* What to do *
Which lines of the records contain the word "GPIO"? Copy each one.

* Data to examine *
#####

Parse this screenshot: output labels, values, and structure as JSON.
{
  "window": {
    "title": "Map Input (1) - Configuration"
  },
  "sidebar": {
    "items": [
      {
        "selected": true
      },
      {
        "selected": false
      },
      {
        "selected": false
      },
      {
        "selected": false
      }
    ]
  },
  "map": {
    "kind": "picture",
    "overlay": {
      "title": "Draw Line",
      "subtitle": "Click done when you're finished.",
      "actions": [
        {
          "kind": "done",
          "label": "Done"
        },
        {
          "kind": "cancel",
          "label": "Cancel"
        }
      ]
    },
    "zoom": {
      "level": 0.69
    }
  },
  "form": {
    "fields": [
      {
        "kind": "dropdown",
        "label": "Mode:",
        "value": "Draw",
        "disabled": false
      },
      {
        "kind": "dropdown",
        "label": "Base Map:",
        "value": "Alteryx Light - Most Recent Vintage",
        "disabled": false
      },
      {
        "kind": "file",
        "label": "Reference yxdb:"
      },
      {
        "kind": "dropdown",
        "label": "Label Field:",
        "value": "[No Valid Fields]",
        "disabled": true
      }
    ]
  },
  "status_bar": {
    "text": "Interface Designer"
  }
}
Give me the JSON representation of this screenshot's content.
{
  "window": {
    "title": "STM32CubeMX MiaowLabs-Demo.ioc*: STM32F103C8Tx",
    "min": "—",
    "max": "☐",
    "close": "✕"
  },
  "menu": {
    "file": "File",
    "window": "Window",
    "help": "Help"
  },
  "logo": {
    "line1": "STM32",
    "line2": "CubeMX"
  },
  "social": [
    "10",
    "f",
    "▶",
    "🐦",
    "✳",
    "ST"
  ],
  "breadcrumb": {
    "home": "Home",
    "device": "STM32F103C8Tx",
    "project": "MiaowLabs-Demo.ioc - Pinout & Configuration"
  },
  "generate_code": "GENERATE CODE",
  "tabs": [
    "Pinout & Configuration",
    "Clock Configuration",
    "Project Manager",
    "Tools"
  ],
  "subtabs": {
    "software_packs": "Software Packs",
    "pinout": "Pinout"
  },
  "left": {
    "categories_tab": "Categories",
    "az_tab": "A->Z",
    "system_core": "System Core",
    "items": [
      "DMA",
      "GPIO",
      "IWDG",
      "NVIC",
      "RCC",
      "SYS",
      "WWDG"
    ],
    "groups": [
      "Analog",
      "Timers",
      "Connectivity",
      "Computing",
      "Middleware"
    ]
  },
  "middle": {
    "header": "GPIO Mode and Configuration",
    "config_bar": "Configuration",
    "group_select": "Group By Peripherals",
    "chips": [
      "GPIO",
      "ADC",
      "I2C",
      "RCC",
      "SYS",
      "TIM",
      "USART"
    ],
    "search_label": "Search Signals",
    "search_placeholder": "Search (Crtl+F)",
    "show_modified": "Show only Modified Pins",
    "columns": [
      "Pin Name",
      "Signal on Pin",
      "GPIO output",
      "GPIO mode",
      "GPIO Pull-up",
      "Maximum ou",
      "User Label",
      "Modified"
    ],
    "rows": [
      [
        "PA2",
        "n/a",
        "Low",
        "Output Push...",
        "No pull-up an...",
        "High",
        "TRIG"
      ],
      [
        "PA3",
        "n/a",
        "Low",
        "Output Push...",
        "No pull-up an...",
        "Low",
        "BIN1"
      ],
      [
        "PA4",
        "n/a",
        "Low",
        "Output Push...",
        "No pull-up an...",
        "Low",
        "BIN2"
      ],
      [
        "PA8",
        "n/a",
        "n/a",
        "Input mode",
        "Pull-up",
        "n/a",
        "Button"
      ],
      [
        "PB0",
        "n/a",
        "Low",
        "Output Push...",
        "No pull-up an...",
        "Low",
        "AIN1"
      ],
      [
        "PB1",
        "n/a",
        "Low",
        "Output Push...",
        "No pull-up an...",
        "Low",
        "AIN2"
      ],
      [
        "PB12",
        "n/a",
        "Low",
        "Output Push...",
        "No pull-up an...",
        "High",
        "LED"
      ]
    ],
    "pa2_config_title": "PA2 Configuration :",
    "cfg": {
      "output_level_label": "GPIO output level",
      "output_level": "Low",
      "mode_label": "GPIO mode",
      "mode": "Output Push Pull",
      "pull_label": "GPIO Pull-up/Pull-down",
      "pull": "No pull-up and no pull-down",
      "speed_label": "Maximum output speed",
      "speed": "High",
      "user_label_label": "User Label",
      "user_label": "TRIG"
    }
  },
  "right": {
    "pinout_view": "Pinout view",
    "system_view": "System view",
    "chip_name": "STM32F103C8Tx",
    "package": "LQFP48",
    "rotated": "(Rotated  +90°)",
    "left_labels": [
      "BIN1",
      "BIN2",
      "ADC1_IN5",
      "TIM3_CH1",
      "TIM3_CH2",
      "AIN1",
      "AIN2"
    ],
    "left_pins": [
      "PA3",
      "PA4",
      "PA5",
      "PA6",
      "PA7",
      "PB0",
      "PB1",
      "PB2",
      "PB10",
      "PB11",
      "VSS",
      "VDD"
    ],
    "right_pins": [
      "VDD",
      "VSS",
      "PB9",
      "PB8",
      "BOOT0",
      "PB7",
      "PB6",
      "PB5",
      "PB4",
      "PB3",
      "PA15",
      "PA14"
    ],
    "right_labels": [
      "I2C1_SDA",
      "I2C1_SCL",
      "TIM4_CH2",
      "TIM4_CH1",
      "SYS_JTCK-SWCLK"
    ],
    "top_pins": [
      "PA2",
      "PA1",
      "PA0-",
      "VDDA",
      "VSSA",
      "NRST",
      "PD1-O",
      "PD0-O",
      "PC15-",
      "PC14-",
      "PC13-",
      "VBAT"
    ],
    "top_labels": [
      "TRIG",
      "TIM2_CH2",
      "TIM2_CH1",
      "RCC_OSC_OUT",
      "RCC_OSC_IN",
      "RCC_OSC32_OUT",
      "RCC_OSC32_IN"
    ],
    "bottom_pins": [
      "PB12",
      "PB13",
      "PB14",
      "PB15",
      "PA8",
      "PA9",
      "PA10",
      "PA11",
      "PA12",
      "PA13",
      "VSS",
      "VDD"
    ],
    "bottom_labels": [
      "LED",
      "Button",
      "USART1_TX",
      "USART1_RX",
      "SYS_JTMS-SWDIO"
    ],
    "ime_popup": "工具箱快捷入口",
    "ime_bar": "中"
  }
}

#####

* Exercise output *
      "GPIO",
    "header": "GPIO Mode and Configuration",
      "GPIO",
      "GPIO output",
      "GPIO mode",
      "GPIO Pull-up",
      "output_level_label": "GPIO output level",
      "mode_label": "GPIO mode",
      "pull_label": "GPIO Pull-up/Pull-down",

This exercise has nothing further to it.